## DATA TO PROCESS
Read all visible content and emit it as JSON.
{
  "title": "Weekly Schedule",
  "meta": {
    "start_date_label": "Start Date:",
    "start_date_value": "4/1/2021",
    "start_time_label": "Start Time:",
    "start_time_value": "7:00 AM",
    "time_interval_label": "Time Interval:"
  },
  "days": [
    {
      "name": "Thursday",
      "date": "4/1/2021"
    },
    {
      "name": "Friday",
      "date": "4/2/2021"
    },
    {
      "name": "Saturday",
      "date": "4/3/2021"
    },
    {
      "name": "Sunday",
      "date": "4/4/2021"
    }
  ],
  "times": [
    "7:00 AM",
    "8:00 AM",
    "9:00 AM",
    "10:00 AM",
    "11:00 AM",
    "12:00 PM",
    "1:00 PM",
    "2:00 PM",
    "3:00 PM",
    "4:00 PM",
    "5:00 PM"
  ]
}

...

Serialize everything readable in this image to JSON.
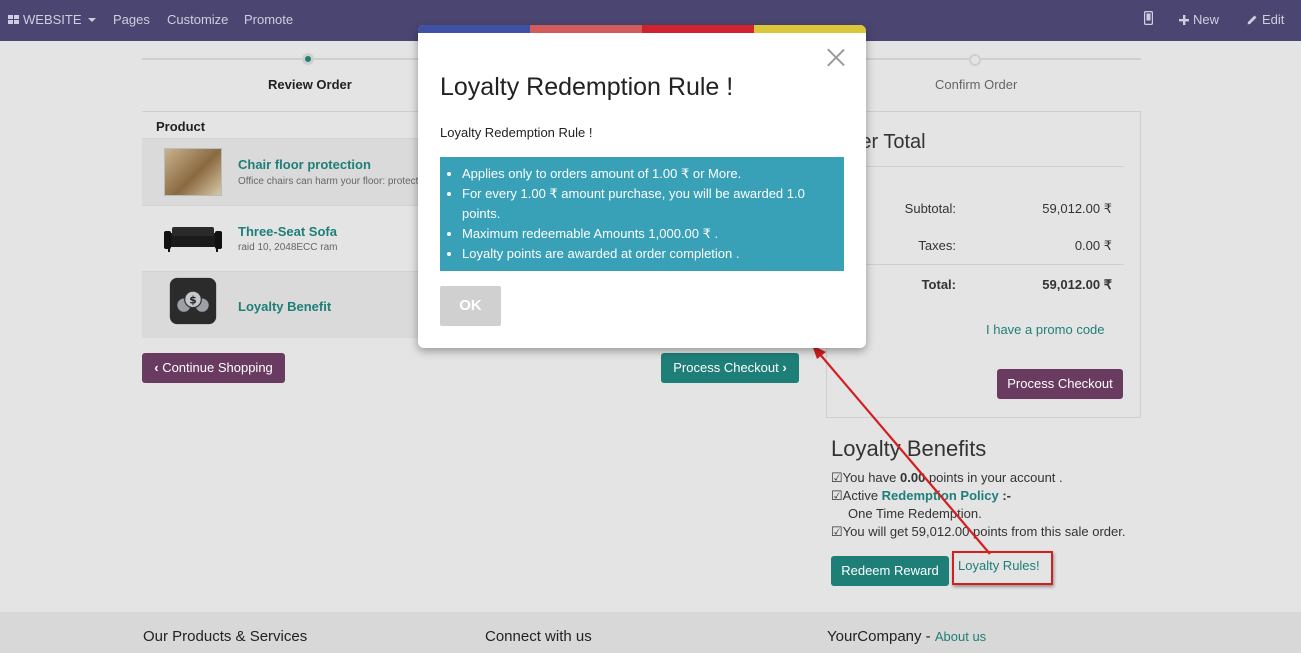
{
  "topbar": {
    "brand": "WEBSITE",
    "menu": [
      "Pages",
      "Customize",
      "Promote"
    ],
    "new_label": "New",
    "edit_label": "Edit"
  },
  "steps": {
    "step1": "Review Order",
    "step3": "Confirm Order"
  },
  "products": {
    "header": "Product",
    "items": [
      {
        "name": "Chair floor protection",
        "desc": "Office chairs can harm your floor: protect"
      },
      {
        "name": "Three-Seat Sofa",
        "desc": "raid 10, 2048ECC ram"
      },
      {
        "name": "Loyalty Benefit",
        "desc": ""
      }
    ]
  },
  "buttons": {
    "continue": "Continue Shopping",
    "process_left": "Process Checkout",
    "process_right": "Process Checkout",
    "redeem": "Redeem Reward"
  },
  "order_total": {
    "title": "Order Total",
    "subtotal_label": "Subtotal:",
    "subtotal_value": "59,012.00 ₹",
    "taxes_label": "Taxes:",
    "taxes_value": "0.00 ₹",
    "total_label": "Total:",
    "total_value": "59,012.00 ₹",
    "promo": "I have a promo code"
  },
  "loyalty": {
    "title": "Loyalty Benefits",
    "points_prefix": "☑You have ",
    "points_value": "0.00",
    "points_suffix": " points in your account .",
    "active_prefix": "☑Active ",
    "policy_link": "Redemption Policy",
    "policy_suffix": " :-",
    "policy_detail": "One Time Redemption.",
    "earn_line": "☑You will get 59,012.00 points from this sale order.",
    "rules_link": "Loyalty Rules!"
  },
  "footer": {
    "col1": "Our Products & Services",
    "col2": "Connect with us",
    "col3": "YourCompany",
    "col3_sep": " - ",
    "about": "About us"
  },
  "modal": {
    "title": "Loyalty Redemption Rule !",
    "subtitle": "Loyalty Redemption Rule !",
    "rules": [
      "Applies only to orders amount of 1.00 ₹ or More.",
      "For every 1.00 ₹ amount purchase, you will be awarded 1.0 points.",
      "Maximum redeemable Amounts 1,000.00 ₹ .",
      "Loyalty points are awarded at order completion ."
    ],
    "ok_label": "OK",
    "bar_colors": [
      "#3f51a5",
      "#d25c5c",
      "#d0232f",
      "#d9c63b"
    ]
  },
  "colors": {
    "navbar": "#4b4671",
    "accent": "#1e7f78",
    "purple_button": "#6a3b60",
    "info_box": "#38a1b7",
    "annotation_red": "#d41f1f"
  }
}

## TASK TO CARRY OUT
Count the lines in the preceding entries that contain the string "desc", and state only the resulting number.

## RESULT FOR THIS EXERCISE
3